> **WORK INSTRUCTION**:
I would like every record reproduced exactly, with the pictures left out.

> **INFORMATION PROVIDED**:
______
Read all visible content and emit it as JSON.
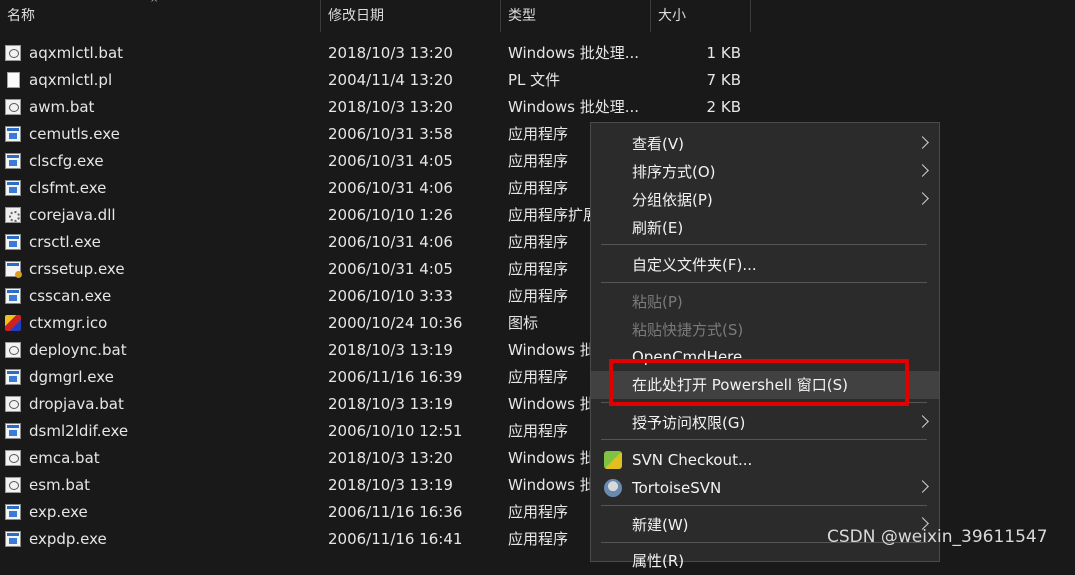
{
  "columns": {
    "name": "名称",
    "date": "修改日期",
    "type": "类型",
    "size": "大小"
  },
  "files": [
    {
      "name": "aqxmlctl.bat",
      "date": "2018/10/3 13:20",
      "type": "Windows 批处理...",
      "size": "1 KB",
      "icon": "bat-file-icon"
    },
    {
      "name": "aqxmlctl.pl",
      "date": "2004/11/4 13:20",
      "type": "PL 文件",
      "size": "7 KB",
      "icon": "doc-file-icon"
    },
    {
      "name": "awm.bat",
      "date": "2018/10/3 13:20",
      "type": "Windows 批处理...",
      "size": "2 KB",
      "icon": "bat-file-icon"
    },
    {
      "name": "cemutls.exe",
      "date": "2006/10/31 3:58",
      "type": "应用程序",
      "size": "",
      "icon": "exe-file-icon"
    },
    {
      "name": "clscfg.exe",
      "date": "2006/10/31 4:05",
      "type": "应用程序",
      "size": "",
      "icon": "exe-file-icon"
    },
    {
      "name": "clsfmt.exe",
      "date": "2006/10/31 4:06",
      "type": "应用程序",
      "size": "",
      "icon": "exe-file-icon"
    },
    {
      "name": "corejava.dll",
      "date": "2006/10/10 1:26",
      "type": "应用程序扩展",
      "size": "",
      "icon": "dll-file-icon"
    },
    {
      "name": "crsctl.exe",
      "date": "2006/10/31 4:06",
      "type": "应用程序",
      "size": "",
      "icon": "exe-file-icon"
    },
    {
      "name": "crssetup.exe",
      "date": "2006/10/31 4:05",
      "type": "应用程序",
      "size": "",
      "icon": "setup-exe-icon"
    },
    {
      "name": "csscan.exe",
      "date": "2006/10/10 3:33",
      "type": "应用程序",
      "size": "",
      "icon": "exe-file-icon"
    },
    {
      "name": "ctxmgr.ico",
      "date": "2000/10/24 10:36",
      "type": "图标",
      "size": "",
      "icon": "ico-file-icon"
    },
    {
      "name": "deploync.bat",
      "date": "2018/10/3 13:19",
      "type": "Windows 批",
      "size": "",
      "icon": "bat-file-icon"
    },
    {
      "name": "dgmgrl.exe",
      "date": "2006/11/16 16:39",
      "type": "应用程序",
      "size": "",
      "icon": "exe-file-icon"
    },
    {
      "name": "dropjava.bat",
      "date": "2018/10/3 13:19",
      "type": "Windows 批",
      "size": "",
      "icon": "bat-file-icon"
    },
    {
      "name": "dsml2ldif.exe",
      "date": "2006/10/10 12:51",
      "type": "应用程序",
      "size": "",
      "icon": "exe-file-icon"
    },
    {
      "name": "emca.bat",
      "date": "2018/10/3 13:20",
      "type": "Windows 批",
      "size": "",
      "icon": "bat-file-icon"
    },
    {
      "name": "esm.bat",
      "date": "2018/10/3 13:19",
      "type": "Windows 批",
      "size": "",
      "icon": "bat-file-icon"
    },
    {
      "name": "exp.exe",
      "date": "2006/11/16 16:36",
      "type": "应用程序",
      "size": "",
      "icon": "exe-file-icon"
    },
    {
      "name": "expdp.exe",
      "date": "2006/11/16 16:41",
      "type": "应用程序",
      "size": "",
      "icon": "exe-file-icon"
    }
  ],
  "context_menu": {
    "view": "查看(V)",
    "sort": "排序方式(O)",
    "group": "分组依据(P)",
    "refresh": "刷新(E)",
    "customize": "自定义文件夹(F)...",
    "paste": "粘贴(P)",
    "paste_shortcut": "粘贴快捷方式(S)",
    "open_cmd": "OpenCmdHere",
    "powershell": "在此处打开 Powershell 窗口(S)",
    "grant_access": "授予访问权限(G)",
    "svn_checkout": "SVN Checkout...",
    "tortoise_svn": "TortoiseSVN",
    "new": "新建(W)",
    "properties": "属性(R)"
  },
  "highlight_color": "#e00000",
  "watermark": "CSDN @weixin_39611547"
}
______
> **RESPONSE TO THIS EXERCISE**:
Read all visible content and emit it as JSON.
{
  "columns": {
    "name": "名称",
    "date": "修改日期",
    "type": "类型",
    "size": "大小"
  },
  "files": [
    {
      "name": "aqxmlctl.bat",
      "date": "2018/10/3 13:20",
      "type": "Windows 批处理...",
      "size": "1 KB",
      "icon": "bat-file-icon"
    },
    {
      "name": "aqxmlctl.pl",
      "date": "2004/11/4 13:20",
      "type": "PL 文件",
      "size": "7 KB",
      "icon": "doc-file-icon"
    },
    {
      "name": "awm.bat",
      "date": "2018/10/3 13:20",
      "type": "Windows 批处理...",
      "size": "2 KB",
      "icon": "bat-file-icon"
    },
    {
      "name": "cemutls.exe",
      "date": "2006/10/31 3:58",
      "type": "应用程序",
      "size": "",
      "icon": "exe-file-icon"
    },
    {
      "name": "clscfg.exe",
      "date": "2006/10/31 4:05",
      "type": "应用程序",
      "size": "",
      "icon": "exe-file-icon"
    },
    {
      "name": "clsfmt.exe",
      "date": "2006/10/31 4:06",
      "type": "应用程序",
      "size": "",
      "icon": "exe-file-icon"
    },
    {
      "name": "corejava.dll",
      "date": "2006/10/10 1:26",
      "type": "应用程序扩展",
      "size": "",
      "icon": "dll-file-icon"
    },
    {
      "name": "crsctl.exe",
      "date": "2006/10/31 4:06",
      "type": "应用程序",
      "size": "",
      "icon": "exe-file-icon"
    },
    {
      "name": "crssetup.exe",
      "date": "2006/10/31 4:05",
      "type": "应用程序",
      "size": "",
      "icon": "setup-exe-icon"
    },
    {
      "name": "csscan.exe",
      "date": "2006/10/10 3:33",
      "type": "应用程序",
      "size": "",
      "icon": "exe-file-icon"
    },
    {
      "name": "ctxmgr.ico",
      "date": "2000/10/24 10:36",
      "type": "图标",
      "size": "",
      "icon": "ico-file-icon"
    },
    {
      "name": "deploync.bat",
      "date": "2018/10/3 13:19",
      "type": "Windows 批",
      "size": "",
      "icon": "bat-file-icon"
    },
    {
      "name": "dgmgrl.exe",
      "date": "2006/11/16 16:39",
      "type": "应用程序",
      "size": "",
      "icon": "exe-file-icon"
    },
    {
      "name": "dropjava.bat",
      "date": "2018/10/3 13:19",
      "type": "Windows 批",
      "size": "",
      "icon": "bat-file-icon"
    },
    {
      "name": "dsml2ldif.exe",
      "date": "2006/10/10 12:51",
      "type": "应用程序",
      "size": "",
      "icon": "exe-file-icon"
    },
    {
      "name": "emca.bat",
      "date": "2018/10/3 13:20",
      "type": "Windows 批",
      "size": "",
      "icon": "bat-file-icon"
    },
    {
      "name": "esm.bat",
      "date": "2018/10/3 13:19",
      "type": "Windows 批",
      "size": "",
      "icon": "bat-file-icon"
    },
    {
      "name": "exp.exe",
      "date": "2006/11/16 16:36",
      "type": "应用程序",
      "size": "",
      "icon": "exe-file-icon"
    },
    {
      "name": "expdp.exe",
      "date": "2006/11/16 16:41",
      "type": "应用程序",
      "size": "",
      "icon": "exe-file-icon"
    }
  ],
  "context_menu": {
    "view": "查看(V)",
    "sort": "排序方式(O)",
    "group": "分组依据(P)",
    "refresh": "刷新(E)",
    "customize": "自定义文件夹(F)...",
    "paste": "粘贴(P)",
    "paste_shortcut": "粘贴快捷方式(S)",
    "open_cmd": "OpenCmdHere",
    "powershell": "在此处打开 Powershell 窗口(S)",
    "grant_access": "授予访问权限(G)",
    "svn_checkout": "SVN Checkout...",
    "tortoise_svn": "TortoiseSVN",
    "new": "新建(W)",
    "properties": "属性(R)"
  },
  "highlight_color": "#e00000",
  "watermark": "CSDN @weixin_39611547"
}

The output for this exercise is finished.